[Website and app data records]
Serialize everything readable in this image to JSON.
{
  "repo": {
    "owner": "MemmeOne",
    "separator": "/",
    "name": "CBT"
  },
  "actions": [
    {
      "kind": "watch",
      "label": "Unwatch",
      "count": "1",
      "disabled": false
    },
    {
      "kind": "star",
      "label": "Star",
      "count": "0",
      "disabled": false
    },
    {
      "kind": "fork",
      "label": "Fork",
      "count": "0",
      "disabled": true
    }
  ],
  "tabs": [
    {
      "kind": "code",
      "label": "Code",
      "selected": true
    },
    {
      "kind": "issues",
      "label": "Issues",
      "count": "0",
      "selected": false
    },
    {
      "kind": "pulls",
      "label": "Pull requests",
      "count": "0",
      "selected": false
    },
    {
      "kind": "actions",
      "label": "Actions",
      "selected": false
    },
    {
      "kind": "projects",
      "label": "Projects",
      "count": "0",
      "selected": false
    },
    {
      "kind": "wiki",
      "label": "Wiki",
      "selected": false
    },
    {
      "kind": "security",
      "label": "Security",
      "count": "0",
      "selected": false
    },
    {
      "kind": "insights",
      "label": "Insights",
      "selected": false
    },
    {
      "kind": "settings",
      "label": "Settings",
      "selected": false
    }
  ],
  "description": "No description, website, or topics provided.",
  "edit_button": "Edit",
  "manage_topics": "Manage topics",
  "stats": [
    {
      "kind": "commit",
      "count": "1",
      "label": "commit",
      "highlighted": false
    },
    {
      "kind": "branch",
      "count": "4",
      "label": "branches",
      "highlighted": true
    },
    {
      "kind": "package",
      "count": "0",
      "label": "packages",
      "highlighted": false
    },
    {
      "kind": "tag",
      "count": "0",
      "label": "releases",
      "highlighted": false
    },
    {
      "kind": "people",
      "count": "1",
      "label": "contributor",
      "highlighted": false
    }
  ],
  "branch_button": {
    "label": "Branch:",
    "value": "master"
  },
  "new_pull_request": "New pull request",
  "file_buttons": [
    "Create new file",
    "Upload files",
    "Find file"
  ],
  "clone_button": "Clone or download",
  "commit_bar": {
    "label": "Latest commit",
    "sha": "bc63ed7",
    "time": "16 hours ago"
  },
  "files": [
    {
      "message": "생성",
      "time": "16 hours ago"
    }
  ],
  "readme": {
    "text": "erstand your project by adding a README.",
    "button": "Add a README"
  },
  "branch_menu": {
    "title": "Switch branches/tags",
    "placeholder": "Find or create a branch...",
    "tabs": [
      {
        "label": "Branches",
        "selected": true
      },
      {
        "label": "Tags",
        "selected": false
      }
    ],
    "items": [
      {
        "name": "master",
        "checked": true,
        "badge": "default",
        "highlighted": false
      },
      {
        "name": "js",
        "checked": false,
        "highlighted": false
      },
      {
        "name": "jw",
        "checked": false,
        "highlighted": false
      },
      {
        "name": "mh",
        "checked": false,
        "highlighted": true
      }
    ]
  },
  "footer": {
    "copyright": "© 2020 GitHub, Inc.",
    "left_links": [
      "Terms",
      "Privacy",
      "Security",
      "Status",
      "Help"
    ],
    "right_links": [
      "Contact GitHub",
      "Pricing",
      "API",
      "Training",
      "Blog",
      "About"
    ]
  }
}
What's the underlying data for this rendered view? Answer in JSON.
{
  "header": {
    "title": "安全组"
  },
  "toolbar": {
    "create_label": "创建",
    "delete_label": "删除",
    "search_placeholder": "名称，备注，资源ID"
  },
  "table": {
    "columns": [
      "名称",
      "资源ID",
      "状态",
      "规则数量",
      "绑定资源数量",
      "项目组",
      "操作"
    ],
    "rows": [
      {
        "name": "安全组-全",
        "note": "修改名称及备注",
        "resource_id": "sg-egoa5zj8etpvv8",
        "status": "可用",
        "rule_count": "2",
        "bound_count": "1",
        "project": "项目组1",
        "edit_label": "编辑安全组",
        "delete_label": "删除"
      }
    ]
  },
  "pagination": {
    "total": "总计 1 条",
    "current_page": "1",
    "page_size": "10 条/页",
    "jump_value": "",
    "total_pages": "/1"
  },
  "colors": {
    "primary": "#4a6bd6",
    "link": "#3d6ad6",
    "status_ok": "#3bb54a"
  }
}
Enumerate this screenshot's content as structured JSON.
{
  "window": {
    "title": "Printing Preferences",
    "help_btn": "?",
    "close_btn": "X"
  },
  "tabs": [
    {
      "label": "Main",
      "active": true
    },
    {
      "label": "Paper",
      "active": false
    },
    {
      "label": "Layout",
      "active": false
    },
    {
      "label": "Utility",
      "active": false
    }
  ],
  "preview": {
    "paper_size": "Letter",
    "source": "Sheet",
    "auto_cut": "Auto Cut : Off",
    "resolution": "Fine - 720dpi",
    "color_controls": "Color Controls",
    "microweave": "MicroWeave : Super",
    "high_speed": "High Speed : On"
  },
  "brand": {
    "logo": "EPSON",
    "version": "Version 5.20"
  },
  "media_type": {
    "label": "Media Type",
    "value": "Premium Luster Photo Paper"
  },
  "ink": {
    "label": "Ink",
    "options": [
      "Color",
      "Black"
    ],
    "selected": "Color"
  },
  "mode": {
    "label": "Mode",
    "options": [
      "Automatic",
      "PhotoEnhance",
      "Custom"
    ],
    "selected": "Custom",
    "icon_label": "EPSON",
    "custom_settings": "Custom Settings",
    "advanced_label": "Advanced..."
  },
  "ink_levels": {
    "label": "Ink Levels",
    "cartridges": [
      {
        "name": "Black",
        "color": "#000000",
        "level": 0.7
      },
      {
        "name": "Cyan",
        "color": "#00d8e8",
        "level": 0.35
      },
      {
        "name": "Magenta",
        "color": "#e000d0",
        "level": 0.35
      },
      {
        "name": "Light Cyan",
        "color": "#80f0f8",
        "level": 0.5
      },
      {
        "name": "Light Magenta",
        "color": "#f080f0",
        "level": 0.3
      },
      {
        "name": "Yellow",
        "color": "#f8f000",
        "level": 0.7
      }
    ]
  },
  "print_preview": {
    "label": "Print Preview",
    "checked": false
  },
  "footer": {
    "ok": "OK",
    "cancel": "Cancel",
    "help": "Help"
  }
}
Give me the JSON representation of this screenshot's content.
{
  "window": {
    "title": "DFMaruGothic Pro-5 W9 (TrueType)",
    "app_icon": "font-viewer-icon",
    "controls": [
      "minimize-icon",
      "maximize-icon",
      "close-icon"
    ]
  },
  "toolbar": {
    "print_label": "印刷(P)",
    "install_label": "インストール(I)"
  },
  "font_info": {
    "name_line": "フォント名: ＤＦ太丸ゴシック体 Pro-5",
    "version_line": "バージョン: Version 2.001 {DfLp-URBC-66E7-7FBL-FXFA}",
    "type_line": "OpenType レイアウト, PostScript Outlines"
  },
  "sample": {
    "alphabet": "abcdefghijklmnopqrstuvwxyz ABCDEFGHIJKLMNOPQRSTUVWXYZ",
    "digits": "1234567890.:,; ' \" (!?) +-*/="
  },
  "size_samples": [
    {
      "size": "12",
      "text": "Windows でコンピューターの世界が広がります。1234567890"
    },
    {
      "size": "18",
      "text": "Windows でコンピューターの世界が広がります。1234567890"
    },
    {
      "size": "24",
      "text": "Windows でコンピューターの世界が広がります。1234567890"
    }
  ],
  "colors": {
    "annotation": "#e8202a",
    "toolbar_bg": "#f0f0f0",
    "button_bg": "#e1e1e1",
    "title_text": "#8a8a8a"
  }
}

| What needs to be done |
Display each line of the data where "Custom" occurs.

| Answer space |
      "Custom"
    "selected": "Custom",
    "custom_settings": "Custom Settings",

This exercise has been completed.